Excerpts from an interface dataset:

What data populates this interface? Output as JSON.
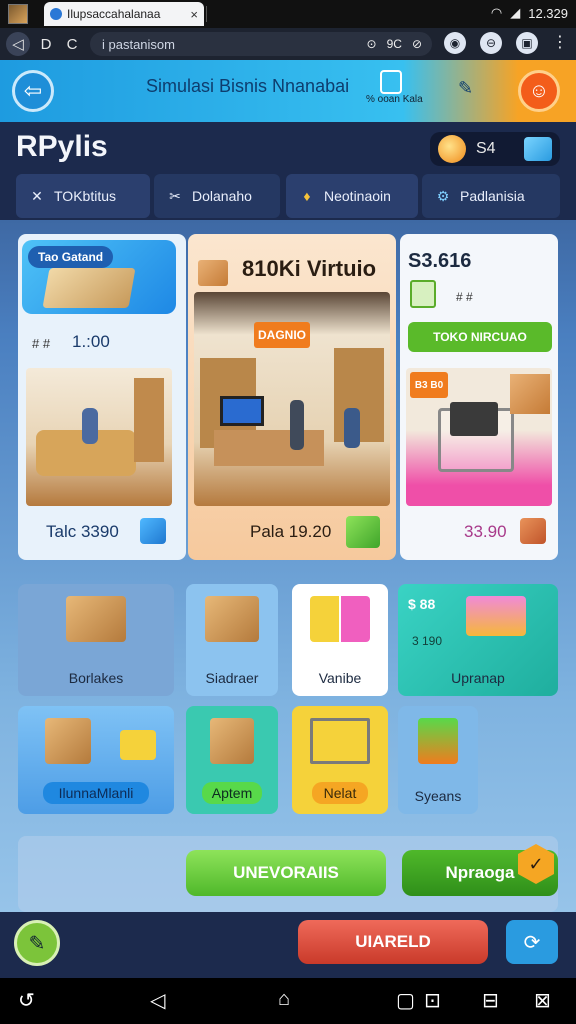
{
  "browser": {
    "tab_title": "Ilupsaccahalanaa",
    "tab_close": "×",
    "status_time": "12.329",
    "url": "i pastanisom",
    "nav_back": "◁",
    "nav_d": "D",
    "nav_reload": "C",
    "url_icons": [
      "⊙",
      "9C",
      "⊘"
    ]
  },
  "header": {
    "title": "Simulasi Bisnis Nnanabai",
    "subtitle": "% ooan Kala"
  },
  "app": {
    "logo": "RPylis",
    "coin_count": "S4"
  },
  "categories": [
    {
      "label": "TOKbtitus",
      "icon": "✕"
    },
    {
      "label": "Dolanaho",
      "icon": "✂"
    },
    {
      "label": "Neotinaoin",
      "icon": "♦"
    },
    {
      "label": "Padlanisia",
      "icon": "⚙"
    }
  ],
  "cards": {
    "left": {
      "badge": "Tao Gatand",
      "price_top": "1.:00",
      "price_top_prefix": "# #",
      "price": "Talc 3390"
    },
    "center": {
      "title": "810Ki Virtuio",
      "sign": "DAGNIO",
      "price": "Pala 19.20"
    },
    "right": {
      "price_title": "S3.616",
      "stars": "# #",
      "button": "TOKO NIRCUAO",
      "tag": "B3 B0",
      "price": "33.90"
    }
  },
  "tiles_row1": [
    {
      "label": "Borlakes"
    },
    {
      "label": "Siadraer"
    },
    {
      "label": "Vanibe"
    },
    {
      "label": "Upranap",
      "top_text": "$ 88",
      "mid_text": "3 190"
    }
  ],
  "tiles_row2": [
    {
      "label": "IlunnaMlanli"
    },
    {
      "label": "Aptem"
    },
    {
      "label": "Nelat"
    },
    {
      "label": "Syeans"
    }
  ],
  "actions": {
    "primary": "UNEVORAIIS",
    "secondary": "Npraoga",
    "danger": "UIARELD"
  },
  "colors": {
    "accent": "#2a9be0",
    "green": "#7cc43a",
    "orange": "#f35d1a",
    "red": "#e2483a"
  }
}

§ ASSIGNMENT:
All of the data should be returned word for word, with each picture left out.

§ SOLUTION FOR THIS EXERCISE:
What data populates this interface? Output as JSON.
{
  "browser": {
    "tab_title": "Ilupsaccahalanaa",
    "tab_close": "×",
    "status_time": "12.329",
    "url": "i pastanisom",
    "nav_back": "◁",
    "nav_d": "D",
    "nav_reload": "C",
    "url_icons": [
      "⊙",
      "9C",
      "⊘"
    ]
  },
  "header": {
    "title": "Simulasi Bisnis Nnanabai",
    "subtitle": "% ooan Kala"
  },
  "app": {
    "logo": "RPylis",
    "coin_count": "S4"
  },
  "categories": [
    {
      "label": "TOKbtitus",
      "icon": "✕"
    },
    {
      "label": "Dolanaho",
      "icon": "✂"
    },
    {
      "label": "Neotinaoin",
      "icon": "♦"
    },
    {
      "label": "Padlanisia",
      "icon": "⚙"
    }
  ],
  "cards": {
    "left": {
      "badge": "Tao Gatand",
      "price_top": "1.:00",
      "price_top_prefix": "# #",
      "price": "Talc 3390"
    },
    "center": {
      "title": "810Ki Virtuio",
      "sign": "DAGNIO",
      "price": "Pala 19.20"
    },
    "right": {
      "price_title": "S3.616",
      "stars": "# #",
      "button": "TOKO NIRCUAO",
      "tag": "B3 B0",
      "price": "33.90"
    }
  },
  "tiles_row1": [
    {
      "label": "Borlakes"
    },
    {
      "label": "Siadraer"
    },
    {
      "label": "Vanibe"
    },
    {
      "label": "Upranap",
      "top_text": "$ 88",
      "mid_text": "3 190"
    }
  ],
  "tiles_row2": [
    {
      "label": "IlunnaMlanli"
    },
    {
      "label": "Aptem"
    },
    {
      "label": "Nelat"
    },
    {
      "label": "Syeans"
    }
  ],
  "actions": {
    "primary": "UNEVORAIIS",
    "secondary": "Npraoga",
    "danger": "UIARELD"
  },
  "colors": {
    "accent": "#2a9be0",
    "green": "#7cc43a",
    "orange": "#f35d1a",
    "red": "#e2483a"
  }
}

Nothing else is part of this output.